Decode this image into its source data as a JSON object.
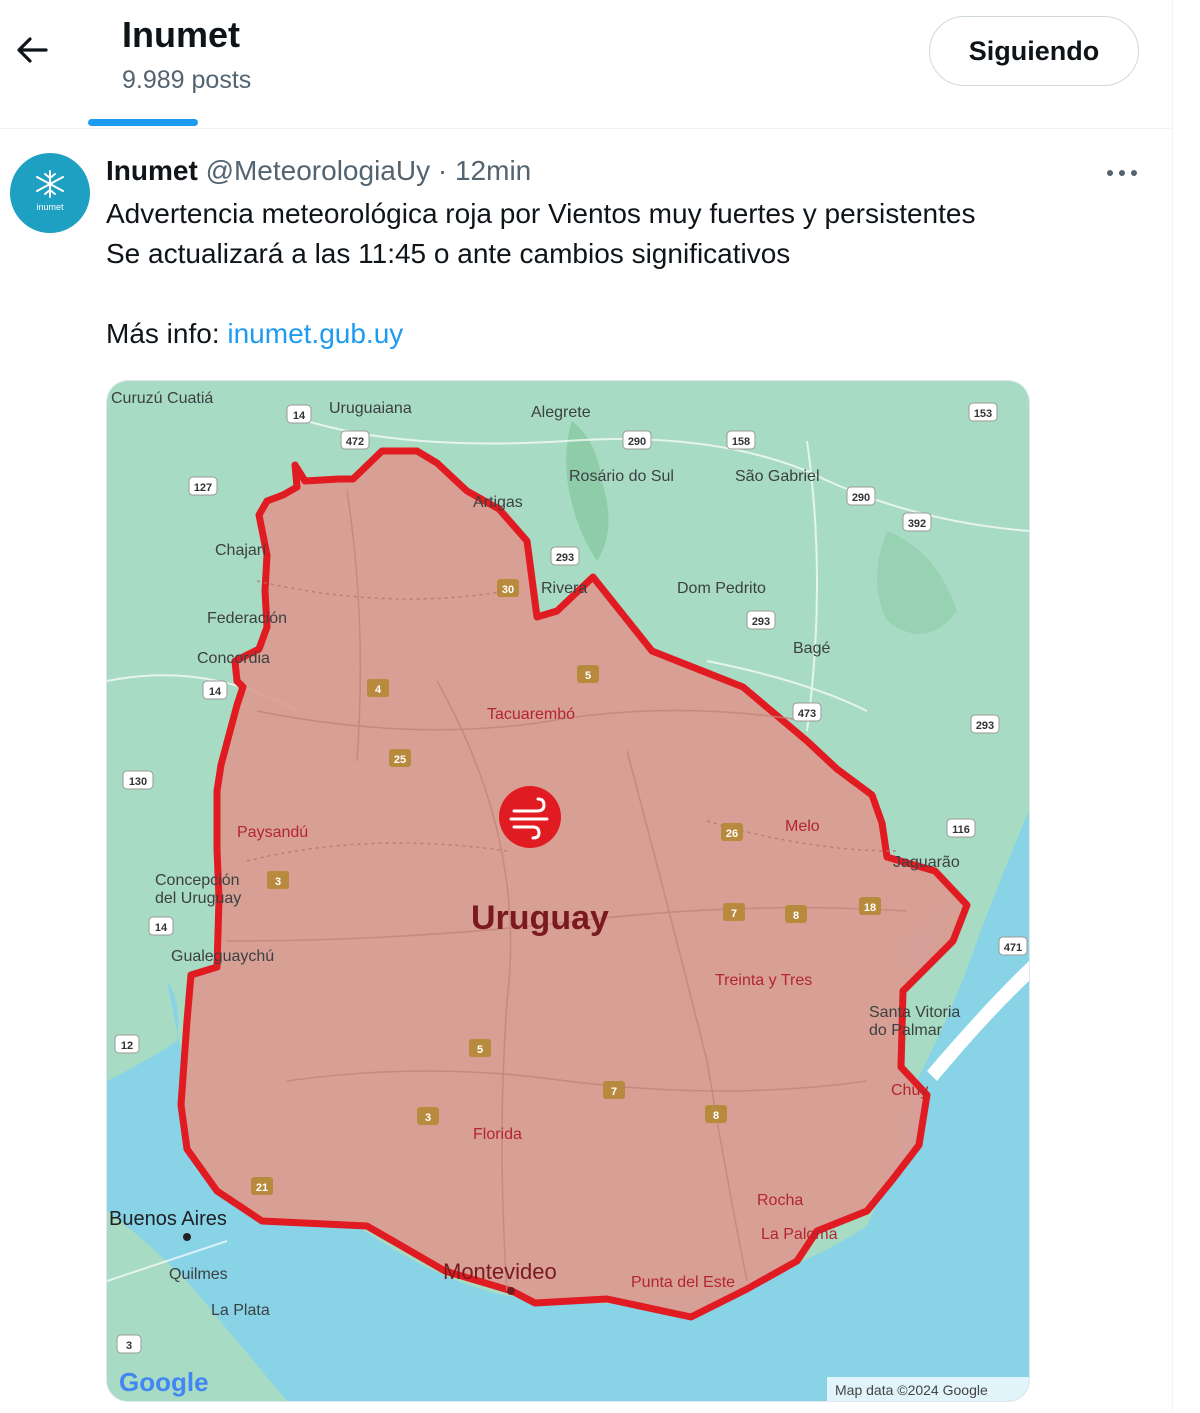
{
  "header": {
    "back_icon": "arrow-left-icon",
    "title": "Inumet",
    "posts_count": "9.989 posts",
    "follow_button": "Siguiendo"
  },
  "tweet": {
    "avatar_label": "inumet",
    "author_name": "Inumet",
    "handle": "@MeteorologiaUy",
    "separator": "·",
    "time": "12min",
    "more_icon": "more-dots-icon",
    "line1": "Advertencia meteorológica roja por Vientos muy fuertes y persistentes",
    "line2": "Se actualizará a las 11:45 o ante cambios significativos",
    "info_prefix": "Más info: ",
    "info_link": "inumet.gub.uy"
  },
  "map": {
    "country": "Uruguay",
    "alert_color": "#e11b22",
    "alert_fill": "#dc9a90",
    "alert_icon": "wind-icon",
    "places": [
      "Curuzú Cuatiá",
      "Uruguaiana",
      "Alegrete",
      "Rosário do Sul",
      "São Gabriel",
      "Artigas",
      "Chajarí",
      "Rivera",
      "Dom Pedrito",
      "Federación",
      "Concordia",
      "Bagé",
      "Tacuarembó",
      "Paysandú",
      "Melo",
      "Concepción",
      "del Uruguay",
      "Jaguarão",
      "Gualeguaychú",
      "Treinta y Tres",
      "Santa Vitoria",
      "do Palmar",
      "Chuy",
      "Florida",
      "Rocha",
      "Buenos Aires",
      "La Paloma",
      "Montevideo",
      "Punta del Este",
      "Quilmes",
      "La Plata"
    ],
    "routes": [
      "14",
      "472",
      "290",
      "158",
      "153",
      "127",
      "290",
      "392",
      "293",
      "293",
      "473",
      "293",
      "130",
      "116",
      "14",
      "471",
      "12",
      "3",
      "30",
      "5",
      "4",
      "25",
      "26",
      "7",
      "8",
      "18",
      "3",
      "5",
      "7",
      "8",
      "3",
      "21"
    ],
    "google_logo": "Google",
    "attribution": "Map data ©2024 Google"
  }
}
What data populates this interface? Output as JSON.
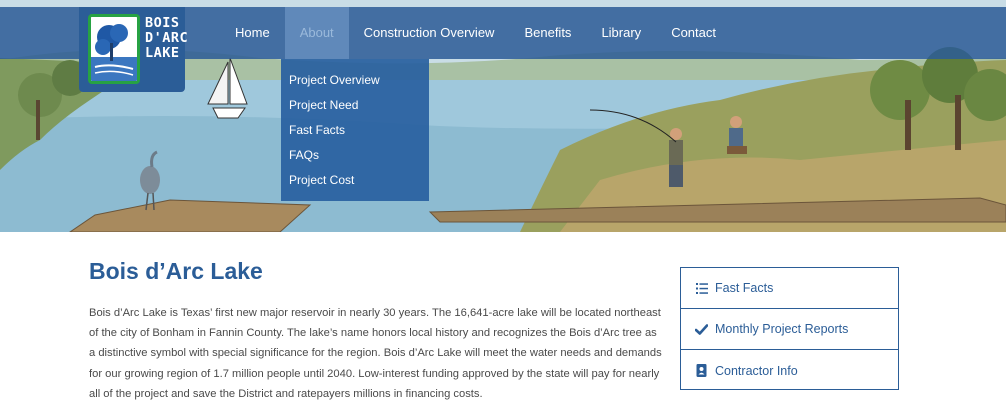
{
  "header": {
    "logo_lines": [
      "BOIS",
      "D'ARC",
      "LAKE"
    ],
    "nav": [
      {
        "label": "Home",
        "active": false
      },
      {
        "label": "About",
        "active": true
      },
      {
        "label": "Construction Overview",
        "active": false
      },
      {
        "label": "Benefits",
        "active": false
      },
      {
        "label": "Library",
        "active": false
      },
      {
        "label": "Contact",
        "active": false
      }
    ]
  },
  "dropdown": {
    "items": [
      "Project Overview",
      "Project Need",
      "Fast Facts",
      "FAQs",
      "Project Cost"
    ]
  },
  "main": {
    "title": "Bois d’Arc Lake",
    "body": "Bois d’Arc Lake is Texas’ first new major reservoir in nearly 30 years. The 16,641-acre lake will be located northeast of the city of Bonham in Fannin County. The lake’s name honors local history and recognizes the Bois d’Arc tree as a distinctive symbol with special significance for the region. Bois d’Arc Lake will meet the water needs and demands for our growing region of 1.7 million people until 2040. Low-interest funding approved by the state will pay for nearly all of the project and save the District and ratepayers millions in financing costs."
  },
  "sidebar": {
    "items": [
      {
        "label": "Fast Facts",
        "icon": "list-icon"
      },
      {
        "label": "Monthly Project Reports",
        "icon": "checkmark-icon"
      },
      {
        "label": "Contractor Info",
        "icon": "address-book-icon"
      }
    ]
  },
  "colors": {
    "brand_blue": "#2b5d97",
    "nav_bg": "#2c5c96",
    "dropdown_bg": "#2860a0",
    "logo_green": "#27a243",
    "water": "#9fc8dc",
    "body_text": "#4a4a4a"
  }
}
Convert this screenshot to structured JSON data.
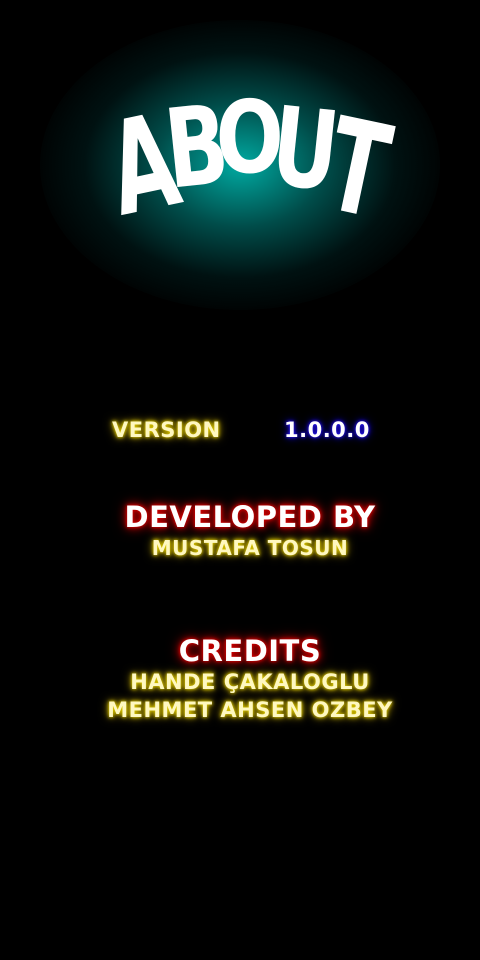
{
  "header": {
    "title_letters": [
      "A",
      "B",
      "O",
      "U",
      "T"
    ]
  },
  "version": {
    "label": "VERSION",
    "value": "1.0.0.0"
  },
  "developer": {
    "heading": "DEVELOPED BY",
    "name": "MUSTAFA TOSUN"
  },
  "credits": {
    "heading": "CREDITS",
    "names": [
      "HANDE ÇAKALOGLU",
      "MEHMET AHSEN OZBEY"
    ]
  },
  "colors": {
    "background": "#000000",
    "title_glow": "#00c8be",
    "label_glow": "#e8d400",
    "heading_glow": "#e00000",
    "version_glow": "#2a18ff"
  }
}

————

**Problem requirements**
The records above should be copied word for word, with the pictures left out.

**Reply to the exercise**
Decode this image into its source data as a JSON object.
{
  "header": {
    "back_icon": "arrow-left-icon",
    "title": "Inumet",
    "posts_count": "9.989 posts",
    "follow_button": "Siguiendo"
  },
  "tweet": {
    "avatar_label": "inumet",
    "author_name": "Inumet",
    "handle": "@MeteorologiaUy",
    "separator": "·",
    "time": "12min",
    "more_icon": "more-dots-icon",
    "line1": "Advertencia meteorológica roja por Vientos muy fuertes y persistentes",
    "line2": "Se actualizará a las 11:45 o ante cambios significativos",
    "info_prefix": "Más info: ",
    "info_link": "inumet.gub.uy"
  },
  "map": {
    "country": "Uruguay",
    "alert_color": "#e11b22",
    "alert_fill": "#dc9a90",
    "alert_icon": "wind-icon",
    "places": [
      "Curuzú Cuatiá",
      "Uruguaiana",
      "Alegrete",
      "Rosário do Sul",
      "São Gabriel",
      "Artigas",
      "Chajarí",
      "Rivera",
      "Dom Pedrito",
      "Federación",
      "Concordia",
      "Bagé",
      "Tacuarembó",
      "Paysandú",
      "Melo",
      "Concepción",
      "del Uruguay",
      "Jaguarão",
      "Gualeguaychú",
      "Treinta y Tres",
      "Santa Vitoria",
      "do Palmar",
      "Chuy",
      "Florida",
      "Rocha",
      "Buenos Aires",
      "La Paloma",
      "Montevideo",
      "Punta del Este",
      "Quilmes",
      "La Plata"
    ],
    "routes": [
      "14",
      "472",
      "290",
      "158",
      "153",
      "127",
      "290",
      "392",
      "293",
      "293",
      "473",
      "293",
      "130",
      "116",
      "14",
      "471",
      "12",
      "3",
      "30",
      "5",
      "4",
      "25",
      "26",
      "7",
      "8",
      "18",
      "3",
      "5",
      "7",
      "8",
      "3",
      "21"
    ],
    "google_logo": "Google",
    "attribution": "Map data ©2024 Google"
  }
}
What data populates this interface? Output as JSON.
{
  "header": {
    "logo_lines": [
      "BOIS",
      "D'ARC",
      "LAKE"
    ],
    "nav": [
      {
        "label": "Home",
        "active": false
      },
      {
        "label": "About",
        "active": true
      },
      {
        "label": "Construction Overview",
        "active": false
      },
      {
        "label": "Benefits",
        "active": false
      },
      {
        "label": "Library",
        "active": false
      },
      {
        "label": "Contact",
        "active": false
      }
    ]
  },
  "dropdown": {
    "items": [
      "Project Overview",
      "Project Need",
      "Fast Facts",
      "FAQs",
      "Project Cost"
    ]
  },
  "main": {
    "title": "Bois d’Arc Lake",
    "body": "Bois d’Arc Lake is Texas’ first new major reservoir in nearly 30 years. The 16,641-acre lake will be located northeast of the city of Bonham in Fannin County. The lake’s name honors local history and recognizes the Bois d’Arc tree as a distinctive symbol with special significance for the region. Bois d’Arc Lake will meet the water needs and demands for our growing region of 1.7 million people until 2040. Low-interest funding approved by the state will pay for nearly all of the project and save the District and ratepayers millions in financing costs."
  },
  "sidebar": {
    "items": [
      {
        "label": "Fast Facts",
        "icon": "list-icon"
      },
      {
        "label": "Monthly Project Reports",
        "icon": "checkmark-icon"
      },
      {
        "label": "Contractor Info",
        "icon": "address-book-icon"
      }
    ]
  },
  "colors": {
    "brand_blue": "#2b5d97",
    "nav_bg": "#2c5c96",
    "dropdown_bg": "#2860a0",
    "logo_green": "#27a243",
    "water": "#9fc8dc",
    "body_text": "#4a4a4a"
  }
}
Convert this screenshot to structured JSON data.
{
  "header": {
    "title_letters": [
      "A",
      "B",
      "O",
      "U",
      "T"
    ]
  },
  "version": {
    "label": "VERSION",
    "value": "1.0.0.0"
  },
  "developer": {
    "heading": "DEVELOPED BY",
    "name": "MUSTAFA TOSUN"
  },
  "credits": {
    "heading": "CREDITS",
    "names": [
      "HANDE ÇAKALOGLU",
      "MEHMET AHSEN OZBEY"
    ]
  },
  "colors": {
    "background": "#000000",
    "title_glow": "#00c8be",
    "label_glow": "#e8d400",
    "heading_glow": "#e00000",
    "version_glow": "#2a18ff"
  }
}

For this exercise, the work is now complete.